In the data below, locate each line with the word "title" and list it.
=== DATASET EXTRACT ===
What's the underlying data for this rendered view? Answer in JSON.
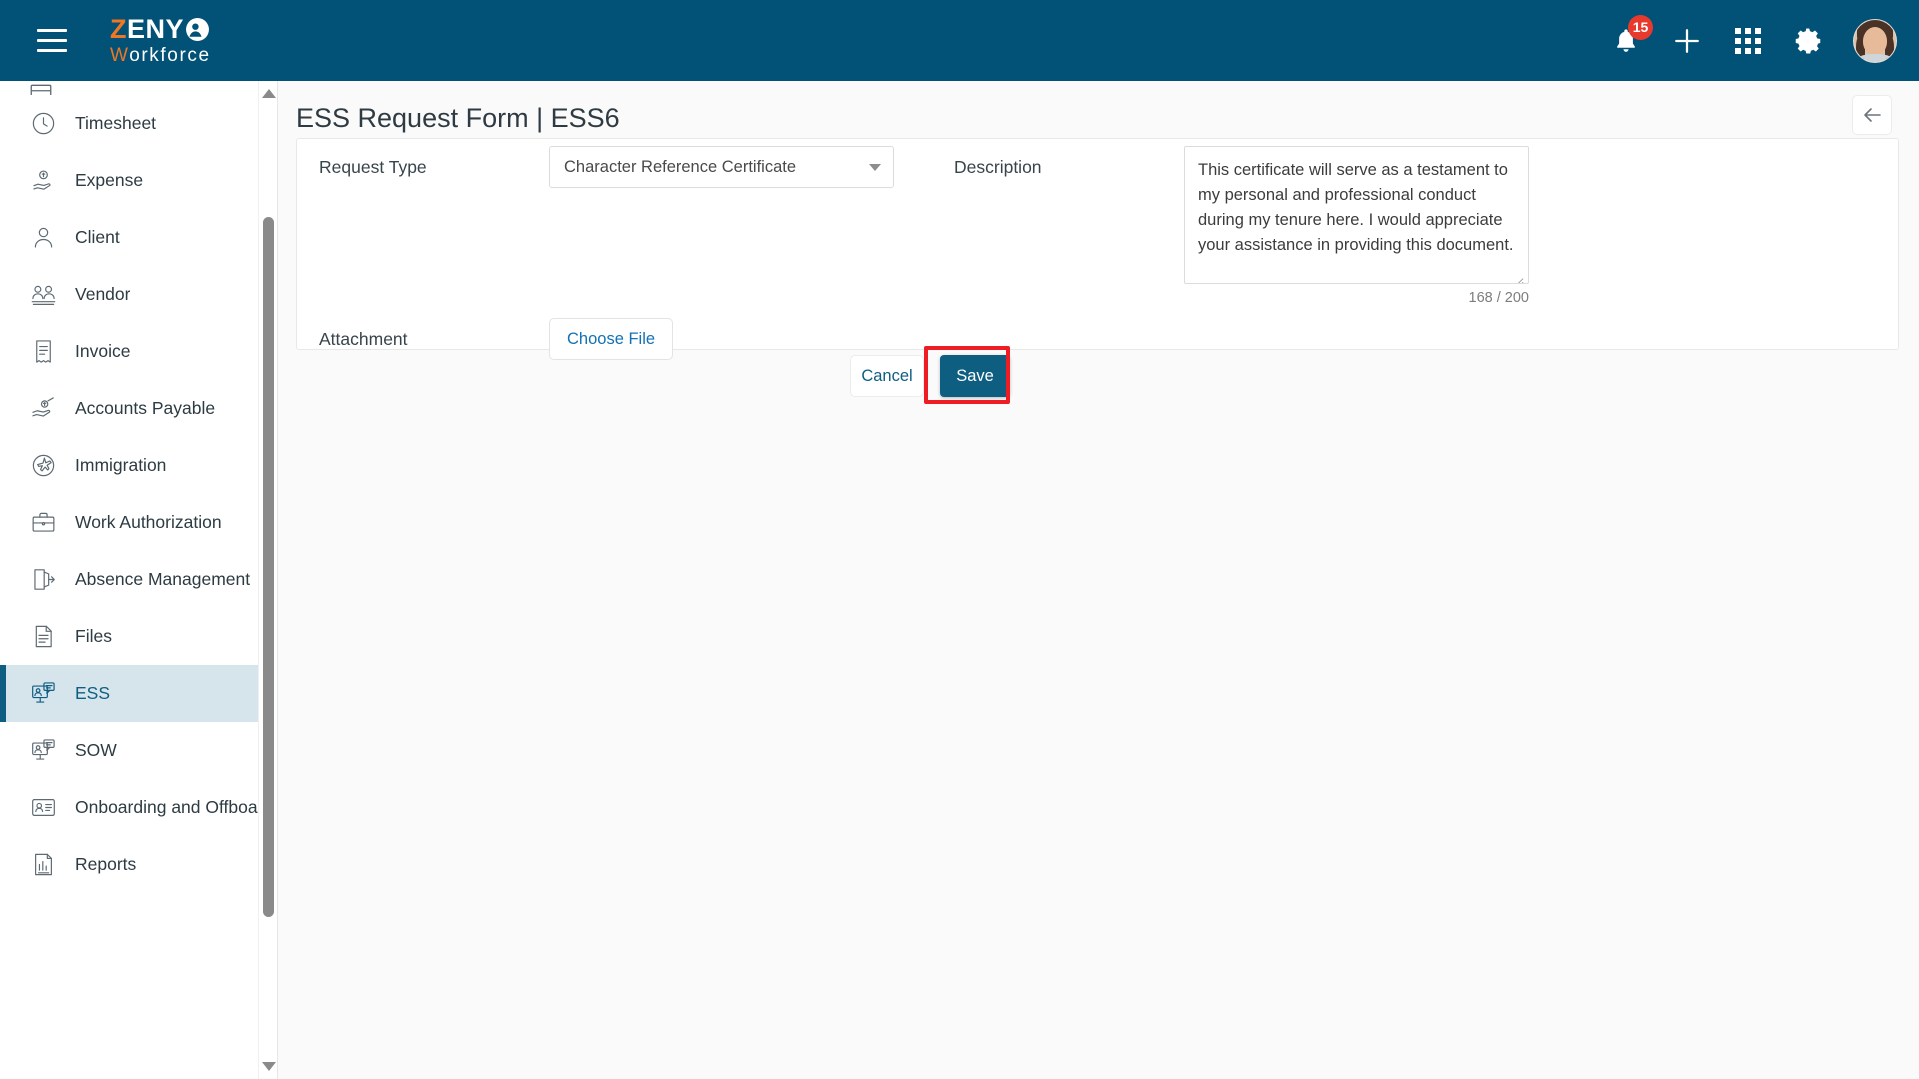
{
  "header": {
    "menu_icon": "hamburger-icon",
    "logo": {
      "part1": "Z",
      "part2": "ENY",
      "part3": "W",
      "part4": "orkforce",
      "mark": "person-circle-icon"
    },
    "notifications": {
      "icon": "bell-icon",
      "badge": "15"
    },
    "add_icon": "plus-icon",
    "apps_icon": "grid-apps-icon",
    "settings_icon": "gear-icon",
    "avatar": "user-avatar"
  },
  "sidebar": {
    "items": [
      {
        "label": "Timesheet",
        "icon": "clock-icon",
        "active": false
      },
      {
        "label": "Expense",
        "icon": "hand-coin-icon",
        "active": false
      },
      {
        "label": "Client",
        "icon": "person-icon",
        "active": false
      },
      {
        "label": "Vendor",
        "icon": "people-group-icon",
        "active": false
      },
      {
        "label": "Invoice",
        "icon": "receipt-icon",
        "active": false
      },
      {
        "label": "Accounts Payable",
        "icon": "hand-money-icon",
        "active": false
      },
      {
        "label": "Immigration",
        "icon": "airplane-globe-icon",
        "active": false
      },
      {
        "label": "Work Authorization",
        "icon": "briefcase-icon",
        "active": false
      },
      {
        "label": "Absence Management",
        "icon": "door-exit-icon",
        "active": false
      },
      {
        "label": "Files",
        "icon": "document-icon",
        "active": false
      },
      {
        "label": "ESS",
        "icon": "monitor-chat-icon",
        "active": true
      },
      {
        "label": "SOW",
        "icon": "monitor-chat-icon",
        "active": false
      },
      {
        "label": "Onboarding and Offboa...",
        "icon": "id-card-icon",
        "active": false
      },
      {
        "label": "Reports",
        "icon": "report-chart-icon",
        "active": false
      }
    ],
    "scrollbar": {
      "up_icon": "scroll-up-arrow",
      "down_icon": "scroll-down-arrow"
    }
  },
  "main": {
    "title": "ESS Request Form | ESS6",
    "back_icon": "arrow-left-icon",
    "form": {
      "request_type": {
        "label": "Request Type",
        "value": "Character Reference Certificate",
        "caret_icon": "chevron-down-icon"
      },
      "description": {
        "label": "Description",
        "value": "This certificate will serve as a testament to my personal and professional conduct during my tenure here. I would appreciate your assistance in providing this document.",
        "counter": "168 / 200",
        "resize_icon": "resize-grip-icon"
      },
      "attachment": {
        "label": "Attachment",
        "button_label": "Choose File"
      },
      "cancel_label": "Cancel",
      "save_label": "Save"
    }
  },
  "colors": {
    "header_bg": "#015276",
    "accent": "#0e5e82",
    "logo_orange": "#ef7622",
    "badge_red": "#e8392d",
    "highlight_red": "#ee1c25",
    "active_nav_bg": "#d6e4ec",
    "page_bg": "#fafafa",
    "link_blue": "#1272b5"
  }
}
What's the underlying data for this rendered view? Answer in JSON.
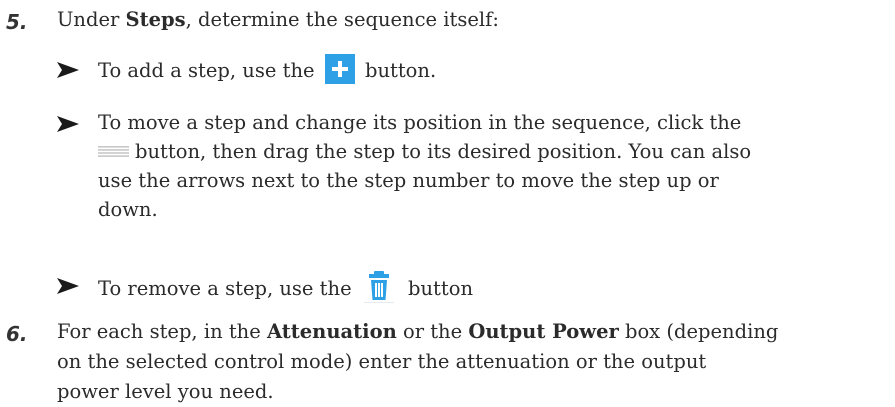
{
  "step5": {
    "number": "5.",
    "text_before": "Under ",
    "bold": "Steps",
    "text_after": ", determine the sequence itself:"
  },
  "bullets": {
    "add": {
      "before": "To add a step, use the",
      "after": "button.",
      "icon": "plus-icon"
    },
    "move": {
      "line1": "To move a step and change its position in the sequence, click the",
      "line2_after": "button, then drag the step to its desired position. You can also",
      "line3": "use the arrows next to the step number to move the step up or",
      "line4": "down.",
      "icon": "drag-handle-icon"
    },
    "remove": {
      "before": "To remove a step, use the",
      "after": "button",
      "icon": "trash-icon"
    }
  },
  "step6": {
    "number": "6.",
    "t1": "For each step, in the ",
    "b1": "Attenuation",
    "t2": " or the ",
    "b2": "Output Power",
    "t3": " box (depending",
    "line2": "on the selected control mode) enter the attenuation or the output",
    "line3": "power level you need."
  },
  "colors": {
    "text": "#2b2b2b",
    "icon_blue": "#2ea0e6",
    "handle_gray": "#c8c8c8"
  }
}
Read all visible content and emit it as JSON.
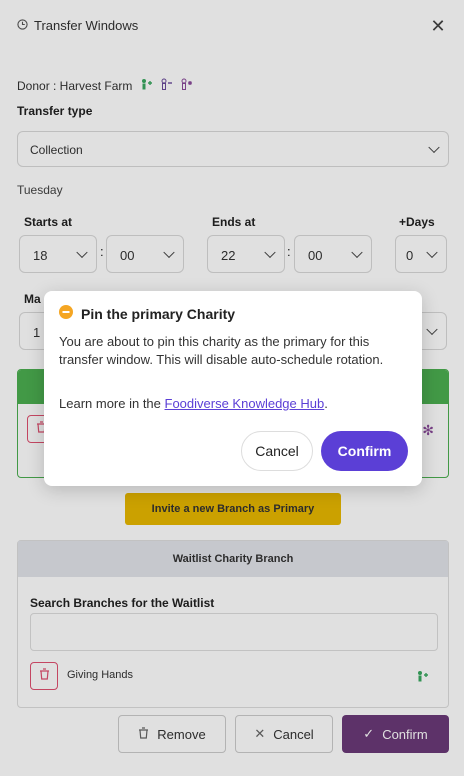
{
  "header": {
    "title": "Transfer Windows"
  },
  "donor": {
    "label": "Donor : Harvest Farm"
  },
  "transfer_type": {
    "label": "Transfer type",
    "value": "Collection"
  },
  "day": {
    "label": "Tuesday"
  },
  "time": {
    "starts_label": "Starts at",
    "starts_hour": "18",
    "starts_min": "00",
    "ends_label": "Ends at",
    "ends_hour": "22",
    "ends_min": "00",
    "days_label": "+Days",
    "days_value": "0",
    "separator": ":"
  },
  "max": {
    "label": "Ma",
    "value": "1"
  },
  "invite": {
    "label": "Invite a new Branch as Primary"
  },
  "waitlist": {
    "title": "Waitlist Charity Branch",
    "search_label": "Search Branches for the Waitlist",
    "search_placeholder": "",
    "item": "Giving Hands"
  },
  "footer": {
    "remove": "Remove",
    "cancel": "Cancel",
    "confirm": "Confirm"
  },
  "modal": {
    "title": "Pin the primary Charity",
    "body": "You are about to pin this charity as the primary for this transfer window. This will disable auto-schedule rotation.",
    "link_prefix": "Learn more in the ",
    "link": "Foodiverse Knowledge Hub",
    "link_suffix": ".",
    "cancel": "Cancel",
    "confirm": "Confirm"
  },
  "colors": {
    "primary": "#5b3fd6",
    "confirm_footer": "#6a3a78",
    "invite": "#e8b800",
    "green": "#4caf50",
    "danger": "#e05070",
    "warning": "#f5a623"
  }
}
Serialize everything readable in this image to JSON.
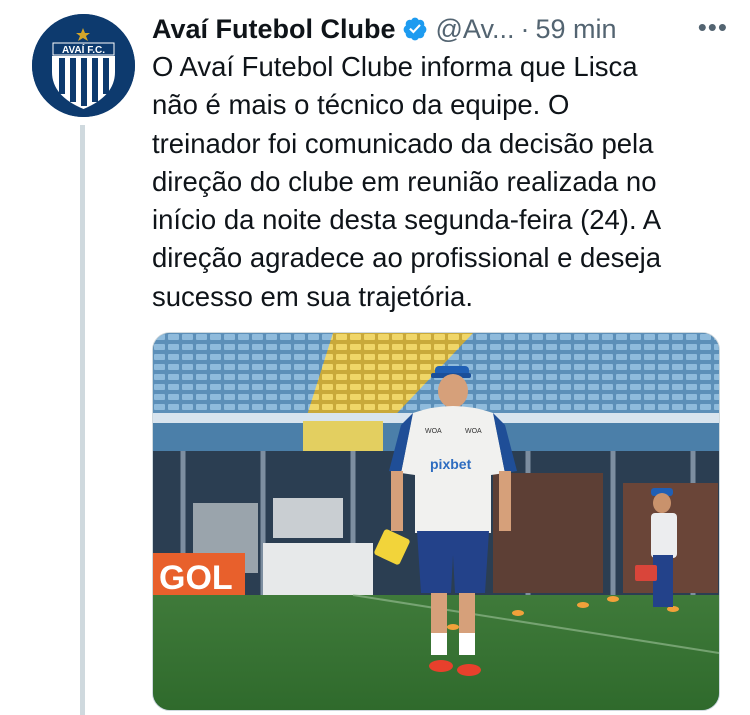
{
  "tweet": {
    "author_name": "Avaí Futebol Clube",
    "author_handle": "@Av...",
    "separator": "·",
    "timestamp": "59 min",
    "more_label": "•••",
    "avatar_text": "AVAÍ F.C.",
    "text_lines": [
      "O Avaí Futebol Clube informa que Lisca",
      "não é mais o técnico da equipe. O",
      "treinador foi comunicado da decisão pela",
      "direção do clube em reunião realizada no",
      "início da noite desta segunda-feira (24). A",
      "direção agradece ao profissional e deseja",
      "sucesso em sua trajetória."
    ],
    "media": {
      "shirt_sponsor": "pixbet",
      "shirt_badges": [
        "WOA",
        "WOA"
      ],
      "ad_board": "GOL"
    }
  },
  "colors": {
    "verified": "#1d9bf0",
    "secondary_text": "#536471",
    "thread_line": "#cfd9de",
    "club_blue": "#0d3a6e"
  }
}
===
ANSWER TO THIS EXERCISE:
    "title": "ESS Request Form | ESS6",
    "title": "Transfer Windows"
    "title": "Waitlist Charity Branch",
    "title": "Pin the primary Charity",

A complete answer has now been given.